US Foreign Relations Since 1898
New York University Abu Dhabi, Fall 2016
HIST-AD 184 (Asia-Pacific/Atlantic World)
Crosslisted with Political Science/International Relations, Social Research and Public Policy
Instructors: Eric Hamilton / Martin Klimke
This course will explore the central events, issues, and ideas driving US foreign policy throughout the 20th century, starting with the Spanish-American War in 1898 and closing with the “war on terror”.
We will take an interdisciplinary approach and define “foreign relations” broadly, analyzing the country’s ascent to become both an industrial and political global player by the end of the 19th century, its rise as an economic and financial power during the first half of the 20th century, its global military presence during and after World War II, its cultural diplomacy efforts and ‘grassroots Americanization’ of US popular culture and lifestyle, as well as its military and political conflicts abroad during and after the Cold War.

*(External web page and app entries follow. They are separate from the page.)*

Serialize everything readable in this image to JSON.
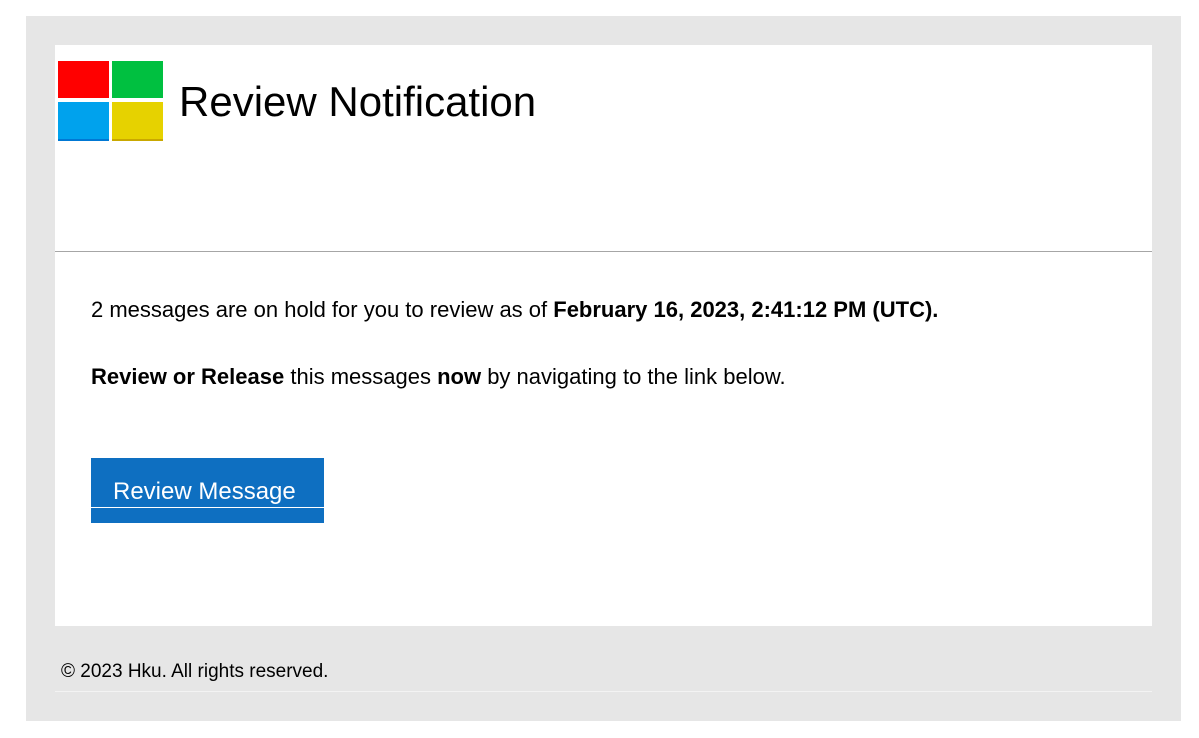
{
  "header": {
    "title": "Review Notification",
    "logo": {
      "icon": "windows-logo-icon",
      "colors": [
        "#ff0000",
        "#00c040",
        "#00a2ed",
        "#e6d200"
      ]
    }
  },
  "body": {
    "line1_prefix": "2 messages are on hold for you to review as of ",
    "line1_date": "February 16, 2023, 2:41:12 PM (UTC).",
    "line2_bold_1": "Review or Release",
    "line2_mid": " this messages ",
    "line2_bold_2": "now",
    "line2_suffix": " by navigating to the link below."
  },
  "cta": {
    "label": "Review Message",
    "color": "#0e6fc1"
  },
  "footer": {
    "copyright": "© 2023 Hku. All rights reserved."
  }
}
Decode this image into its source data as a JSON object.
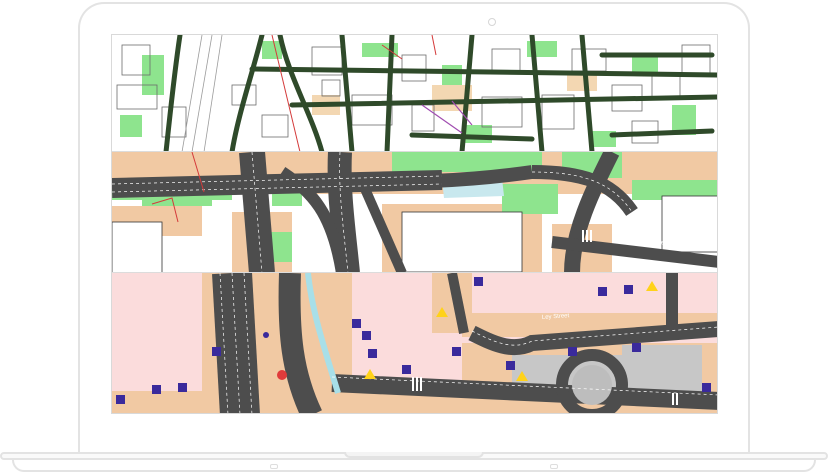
{
  "device": {
    "type": "laptop-mockup"
  },
  "screen": {
    "content": "cad-map-views",
    "panels": [
      {
        "id": "topographic-map",
        "style": "cadastral with buildings and roads"
      },
      {
        "id": "road-design-map",
        "style": "colored road design with curbs"
      },
      {
        "id": "traffic-signage-map",
        "style": "pink background with traffic signs"
      }
    ]
  },
  "colors": {
    "road_dark": "#4d4d4d",
    "road_green": "#2f4a2a",
    "grass": "#8ee48e",
    "sidewalk": "#f1c9a3",
    "building_outline": "#5a5a5a",
    "pink_area": "#fbdcdc",
    "sign_purple": "#3a2a9c",
    "laptop_frame": "#e3e3e3"
  }
}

The course will examine notions of national power, territorial acquisition, modern warfare, racial discrimination, and class and gender hierarchies. It will also discuss the consequences of and resistance to US foreign policy at the receiving end, critically examining concepts such as “American exceptionalism,” “the American Century,” “imperialism,” the “free world,” “grand strategy” and global leadership, among others.
The course is designed for students interested in international relations and foreign policy, as well American history, politics, and culture.